* _Problem statement_: When a line in the listing contains the string "December", pick it out and copy it.
+++ Supplied entries +++
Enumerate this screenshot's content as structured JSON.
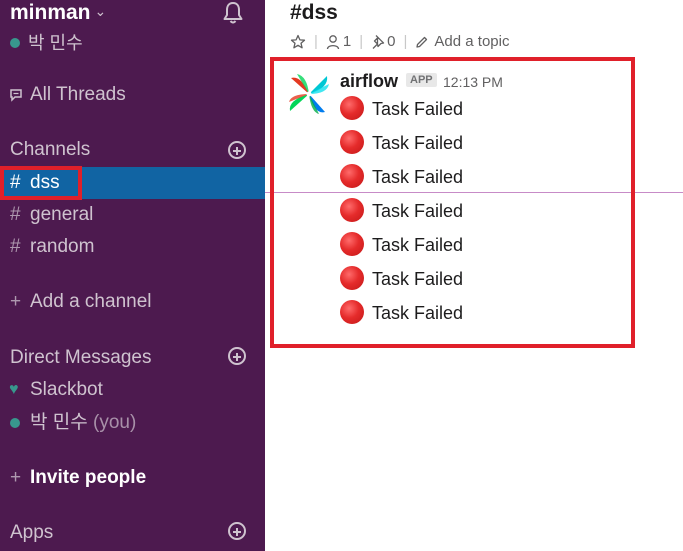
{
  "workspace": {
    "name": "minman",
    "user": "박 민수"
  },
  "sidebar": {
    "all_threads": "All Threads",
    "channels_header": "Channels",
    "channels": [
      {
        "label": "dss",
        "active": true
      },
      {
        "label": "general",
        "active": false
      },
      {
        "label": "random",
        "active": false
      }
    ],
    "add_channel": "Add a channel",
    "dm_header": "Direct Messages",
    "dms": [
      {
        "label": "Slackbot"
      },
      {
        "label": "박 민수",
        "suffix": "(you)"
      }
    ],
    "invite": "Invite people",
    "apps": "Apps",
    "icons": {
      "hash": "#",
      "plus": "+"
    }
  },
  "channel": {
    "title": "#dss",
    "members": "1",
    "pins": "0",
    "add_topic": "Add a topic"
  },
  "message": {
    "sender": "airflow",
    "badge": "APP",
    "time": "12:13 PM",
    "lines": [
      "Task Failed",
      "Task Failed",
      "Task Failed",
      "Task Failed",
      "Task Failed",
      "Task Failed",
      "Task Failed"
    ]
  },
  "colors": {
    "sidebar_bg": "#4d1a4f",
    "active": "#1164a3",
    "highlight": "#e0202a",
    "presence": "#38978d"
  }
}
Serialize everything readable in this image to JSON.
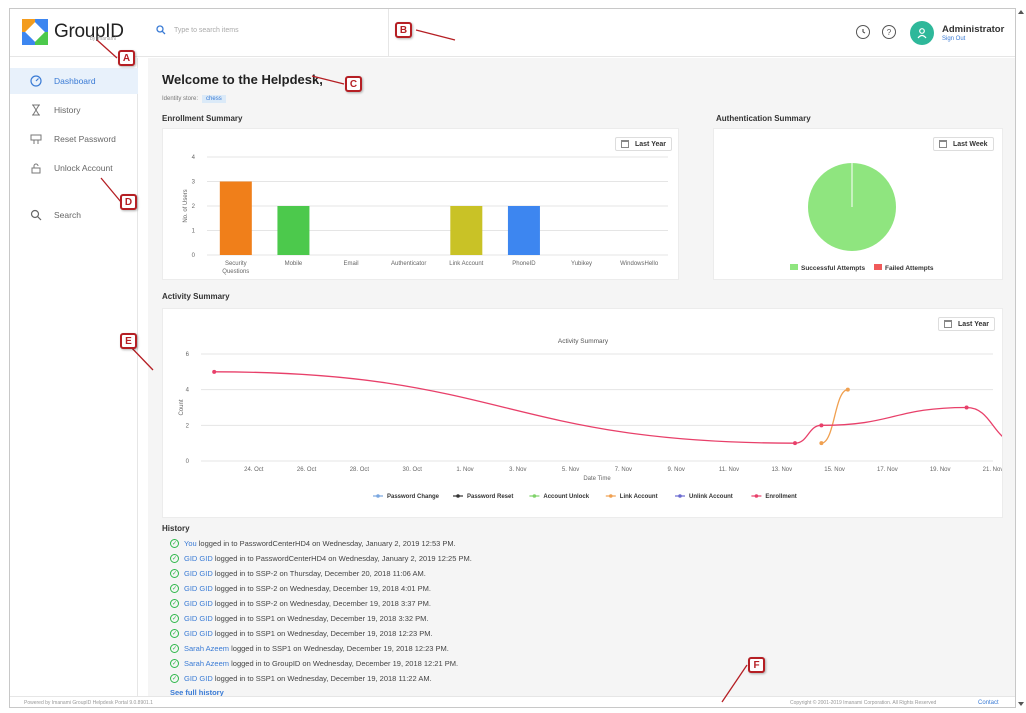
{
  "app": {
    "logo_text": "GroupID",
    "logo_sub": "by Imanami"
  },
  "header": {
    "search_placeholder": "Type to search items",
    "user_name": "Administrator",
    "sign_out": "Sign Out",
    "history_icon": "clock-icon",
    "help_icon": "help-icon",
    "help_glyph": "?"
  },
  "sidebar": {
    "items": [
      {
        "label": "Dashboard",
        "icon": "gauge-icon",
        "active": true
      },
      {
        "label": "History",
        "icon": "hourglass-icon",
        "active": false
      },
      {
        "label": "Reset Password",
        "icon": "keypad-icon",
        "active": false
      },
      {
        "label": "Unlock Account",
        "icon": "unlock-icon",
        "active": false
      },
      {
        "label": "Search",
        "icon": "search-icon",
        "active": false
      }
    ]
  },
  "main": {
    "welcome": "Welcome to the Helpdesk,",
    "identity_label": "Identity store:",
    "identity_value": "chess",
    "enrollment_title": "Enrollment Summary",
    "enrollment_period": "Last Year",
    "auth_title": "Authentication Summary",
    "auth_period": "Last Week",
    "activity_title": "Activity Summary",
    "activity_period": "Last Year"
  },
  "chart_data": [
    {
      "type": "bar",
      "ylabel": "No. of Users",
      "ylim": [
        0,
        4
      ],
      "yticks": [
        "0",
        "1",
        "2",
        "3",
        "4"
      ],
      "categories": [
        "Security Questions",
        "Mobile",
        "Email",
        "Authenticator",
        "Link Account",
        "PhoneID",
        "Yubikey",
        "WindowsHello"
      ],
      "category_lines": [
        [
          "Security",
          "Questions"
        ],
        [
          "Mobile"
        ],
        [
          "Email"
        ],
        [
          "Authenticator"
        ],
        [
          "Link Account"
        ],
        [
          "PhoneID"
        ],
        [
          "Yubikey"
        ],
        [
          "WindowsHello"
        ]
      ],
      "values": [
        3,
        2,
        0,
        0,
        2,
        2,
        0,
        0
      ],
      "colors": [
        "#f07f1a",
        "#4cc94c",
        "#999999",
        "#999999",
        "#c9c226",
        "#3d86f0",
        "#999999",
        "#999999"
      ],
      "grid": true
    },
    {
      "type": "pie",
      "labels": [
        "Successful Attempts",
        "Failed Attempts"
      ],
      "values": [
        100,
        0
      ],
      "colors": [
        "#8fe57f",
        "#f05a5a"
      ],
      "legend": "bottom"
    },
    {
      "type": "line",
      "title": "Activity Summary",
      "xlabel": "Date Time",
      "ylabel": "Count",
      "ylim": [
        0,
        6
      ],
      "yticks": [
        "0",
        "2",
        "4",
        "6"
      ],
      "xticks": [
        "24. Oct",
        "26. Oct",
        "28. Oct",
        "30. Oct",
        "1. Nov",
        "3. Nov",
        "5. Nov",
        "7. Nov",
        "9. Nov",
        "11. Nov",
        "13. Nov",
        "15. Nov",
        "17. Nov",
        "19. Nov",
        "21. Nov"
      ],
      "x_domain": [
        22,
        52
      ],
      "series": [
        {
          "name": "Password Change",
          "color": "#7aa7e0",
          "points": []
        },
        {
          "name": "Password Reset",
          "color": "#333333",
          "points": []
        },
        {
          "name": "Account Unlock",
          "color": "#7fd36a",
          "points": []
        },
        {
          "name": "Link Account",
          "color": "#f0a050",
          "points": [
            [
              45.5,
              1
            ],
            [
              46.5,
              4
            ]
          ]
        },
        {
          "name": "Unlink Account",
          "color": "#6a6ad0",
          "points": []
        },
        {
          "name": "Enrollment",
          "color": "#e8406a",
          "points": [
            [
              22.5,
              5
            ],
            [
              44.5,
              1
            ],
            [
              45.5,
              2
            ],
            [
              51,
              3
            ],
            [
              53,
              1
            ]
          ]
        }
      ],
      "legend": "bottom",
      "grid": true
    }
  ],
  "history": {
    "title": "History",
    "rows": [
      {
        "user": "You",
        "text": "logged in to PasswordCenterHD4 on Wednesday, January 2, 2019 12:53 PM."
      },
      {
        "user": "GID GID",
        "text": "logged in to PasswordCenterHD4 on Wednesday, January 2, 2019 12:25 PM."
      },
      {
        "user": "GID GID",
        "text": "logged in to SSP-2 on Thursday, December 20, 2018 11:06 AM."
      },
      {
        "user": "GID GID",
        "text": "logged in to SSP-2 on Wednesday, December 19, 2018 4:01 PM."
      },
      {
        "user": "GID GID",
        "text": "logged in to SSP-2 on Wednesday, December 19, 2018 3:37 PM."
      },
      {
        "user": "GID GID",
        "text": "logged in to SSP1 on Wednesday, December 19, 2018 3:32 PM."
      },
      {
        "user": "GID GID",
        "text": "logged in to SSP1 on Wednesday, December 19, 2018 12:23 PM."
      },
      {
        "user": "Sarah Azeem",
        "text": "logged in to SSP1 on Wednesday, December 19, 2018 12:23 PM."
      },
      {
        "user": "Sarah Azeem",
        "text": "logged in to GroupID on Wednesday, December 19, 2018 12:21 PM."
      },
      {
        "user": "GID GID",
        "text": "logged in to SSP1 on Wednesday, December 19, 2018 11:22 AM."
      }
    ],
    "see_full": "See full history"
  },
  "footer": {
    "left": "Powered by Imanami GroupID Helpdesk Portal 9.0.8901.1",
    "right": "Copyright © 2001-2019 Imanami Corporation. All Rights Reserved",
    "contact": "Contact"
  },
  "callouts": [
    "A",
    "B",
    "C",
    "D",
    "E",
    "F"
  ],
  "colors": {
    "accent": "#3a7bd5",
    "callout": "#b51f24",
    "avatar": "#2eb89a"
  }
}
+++
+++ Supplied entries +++
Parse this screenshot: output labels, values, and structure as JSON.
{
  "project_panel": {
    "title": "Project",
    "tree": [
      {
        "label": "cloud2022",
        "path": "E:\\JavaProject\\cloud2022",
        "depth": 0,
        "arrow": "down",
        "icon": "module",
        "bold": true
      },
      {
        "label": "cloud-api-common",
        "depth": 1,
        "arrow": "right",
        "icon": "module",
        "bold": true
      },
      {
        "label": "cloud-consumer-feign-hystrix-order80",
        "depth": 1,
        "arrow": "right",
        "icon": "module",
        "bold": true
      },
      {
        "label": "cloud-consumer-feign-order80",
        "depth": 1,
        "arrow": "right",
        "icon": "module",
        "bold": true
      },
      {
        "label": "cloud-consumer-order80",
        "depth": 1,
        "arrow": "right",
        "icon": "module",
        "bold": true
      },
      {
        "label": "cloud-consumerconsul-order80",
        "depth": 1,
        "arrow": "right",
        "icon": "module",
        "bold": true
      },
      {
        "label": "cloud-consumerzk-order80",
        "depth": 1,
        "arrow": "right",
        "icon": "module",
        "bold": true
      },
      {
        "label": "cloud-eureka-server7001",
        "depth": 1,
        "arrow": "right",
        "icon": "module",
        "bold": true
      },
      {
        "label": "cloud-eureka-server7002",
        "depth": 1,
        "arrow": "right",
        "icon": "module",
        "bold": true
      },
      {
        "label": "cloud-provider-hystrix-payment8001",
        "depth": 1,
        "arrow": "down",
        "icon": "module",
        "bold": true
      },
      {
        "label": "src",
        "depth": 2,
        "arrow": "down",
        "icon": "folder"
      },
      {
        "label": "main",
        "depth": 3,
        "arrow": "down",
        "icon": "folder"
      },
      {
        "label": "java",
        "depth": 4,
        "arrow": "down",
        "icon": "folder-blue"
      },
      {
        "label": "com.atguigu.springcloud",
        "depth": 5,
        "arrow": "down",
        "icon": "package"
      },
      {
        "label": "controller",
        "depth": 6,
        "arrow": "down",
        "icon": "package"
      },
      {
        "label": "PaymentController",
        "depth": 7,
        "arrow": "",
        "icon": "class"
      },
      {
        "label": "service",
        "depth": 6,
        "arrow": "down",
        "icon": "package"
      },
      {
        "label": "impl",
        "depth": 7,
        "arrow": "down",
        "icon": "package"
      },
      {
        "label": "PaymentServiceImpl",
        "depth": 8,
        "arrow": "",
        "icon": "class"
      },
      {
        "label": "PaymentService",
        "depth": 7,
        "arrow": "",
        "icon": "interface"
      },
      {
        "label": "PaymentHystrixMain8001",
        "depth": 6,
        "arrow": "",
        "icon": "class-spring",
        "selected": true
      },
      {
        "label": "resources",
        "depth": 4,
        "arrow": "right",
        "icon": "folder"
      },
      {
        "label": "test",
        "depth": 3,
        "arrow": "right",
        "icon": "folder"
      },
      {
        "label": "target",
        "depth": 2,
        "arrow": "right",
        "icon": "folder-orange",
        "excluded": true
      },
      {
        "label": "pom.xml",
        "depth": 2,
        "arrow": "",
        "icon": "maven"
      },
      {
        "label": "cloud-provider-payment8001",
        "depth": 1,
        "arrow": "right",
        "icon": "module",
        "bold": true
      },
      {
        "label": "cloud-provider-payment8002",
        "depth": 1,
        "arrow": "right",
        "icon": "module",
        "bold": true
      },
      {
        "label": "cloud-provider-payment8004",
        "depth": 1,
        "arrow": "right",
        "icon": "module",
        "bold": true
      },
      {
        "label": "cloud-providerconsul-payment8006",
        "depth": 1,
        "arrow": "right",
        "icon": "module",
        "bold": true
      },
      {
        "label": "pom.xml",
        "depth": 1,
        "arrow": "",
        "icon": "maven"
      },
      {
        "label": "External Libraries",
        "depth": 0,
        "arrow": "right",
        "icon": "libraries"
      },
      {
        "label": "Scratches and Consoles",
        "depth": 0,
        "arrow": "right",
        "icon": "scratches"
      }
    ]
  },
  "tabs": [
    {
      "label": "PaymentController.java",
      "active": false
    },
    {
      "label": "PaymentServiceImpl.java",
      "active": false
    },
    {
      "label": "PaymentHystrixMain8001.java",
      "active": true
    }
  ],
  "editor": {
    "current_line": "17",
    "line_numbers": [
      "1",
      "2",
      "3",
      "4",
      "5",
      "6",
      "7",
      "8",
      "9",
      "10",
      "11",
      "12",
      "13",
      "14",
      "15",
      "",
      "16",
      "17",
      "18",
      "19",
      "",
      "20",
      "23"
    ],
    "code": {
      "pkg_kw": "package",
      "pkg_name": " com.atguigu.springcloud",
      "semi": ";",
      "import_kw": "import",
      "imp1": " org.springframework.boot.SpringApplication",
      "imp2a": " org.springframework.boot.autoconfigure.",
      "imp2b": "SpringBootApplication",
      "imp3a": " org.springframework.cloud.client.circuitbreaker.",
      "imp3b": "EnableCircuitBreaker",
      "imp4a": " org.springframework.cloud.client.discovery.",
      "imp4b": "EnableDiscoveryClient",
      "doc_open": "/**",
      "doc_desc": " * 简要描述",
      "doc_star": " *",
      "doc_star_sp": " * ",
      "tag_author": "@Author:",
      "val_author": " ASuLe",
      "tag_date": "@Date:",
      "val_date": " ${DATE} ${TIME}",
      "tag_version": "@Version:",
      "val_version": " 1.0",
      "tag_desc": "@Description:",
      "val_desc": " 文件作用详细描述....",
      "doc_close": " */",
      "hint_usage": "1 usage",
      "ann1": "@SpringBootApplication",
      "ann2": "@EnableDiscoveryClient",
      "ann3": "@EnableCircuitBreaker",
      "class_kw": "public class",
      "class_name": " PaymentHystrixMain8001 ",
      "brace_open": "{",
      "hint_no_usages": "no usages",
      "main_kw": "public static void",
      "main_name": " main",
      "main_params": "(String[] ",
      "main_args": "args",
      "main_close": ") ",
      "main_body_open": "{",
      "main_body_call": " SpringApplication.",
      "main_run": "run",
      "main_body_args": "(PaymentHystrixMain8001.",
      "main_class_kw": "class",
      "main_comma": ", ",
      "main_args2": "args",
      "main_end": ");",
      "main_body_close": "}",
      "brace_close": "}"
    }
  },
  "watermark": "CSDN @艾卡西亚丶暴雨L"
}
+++
* _Result of the exercise_:
        "text": "logged in to SSP-2 on Thursday, December 20, 2018 11:06 AM."
        "text": "logged in to SSP-2 on Wednesday, December 19, 2018 4:01 PM."
        "text": "logged in to SSP-2 on Wednesday, December 19, 2018 3:37 PM."
        "text": "logged in to SSP1 on Wednesday, December 19, 2018 3:32 PM."
        "text": "logged in to SSP1 on Wednesday, December 19, 2018 12:23 PM."
        "text": "logged in to SSP1 on Wednesday, December 19, 2018 12:23 PM."
        "text": "logged in to GroupID on Wednesday, December 19, 2018 12:21 PM."
        "text": "logged in to SSP1 on Wednesday, December 19, 2018 11:22 AM."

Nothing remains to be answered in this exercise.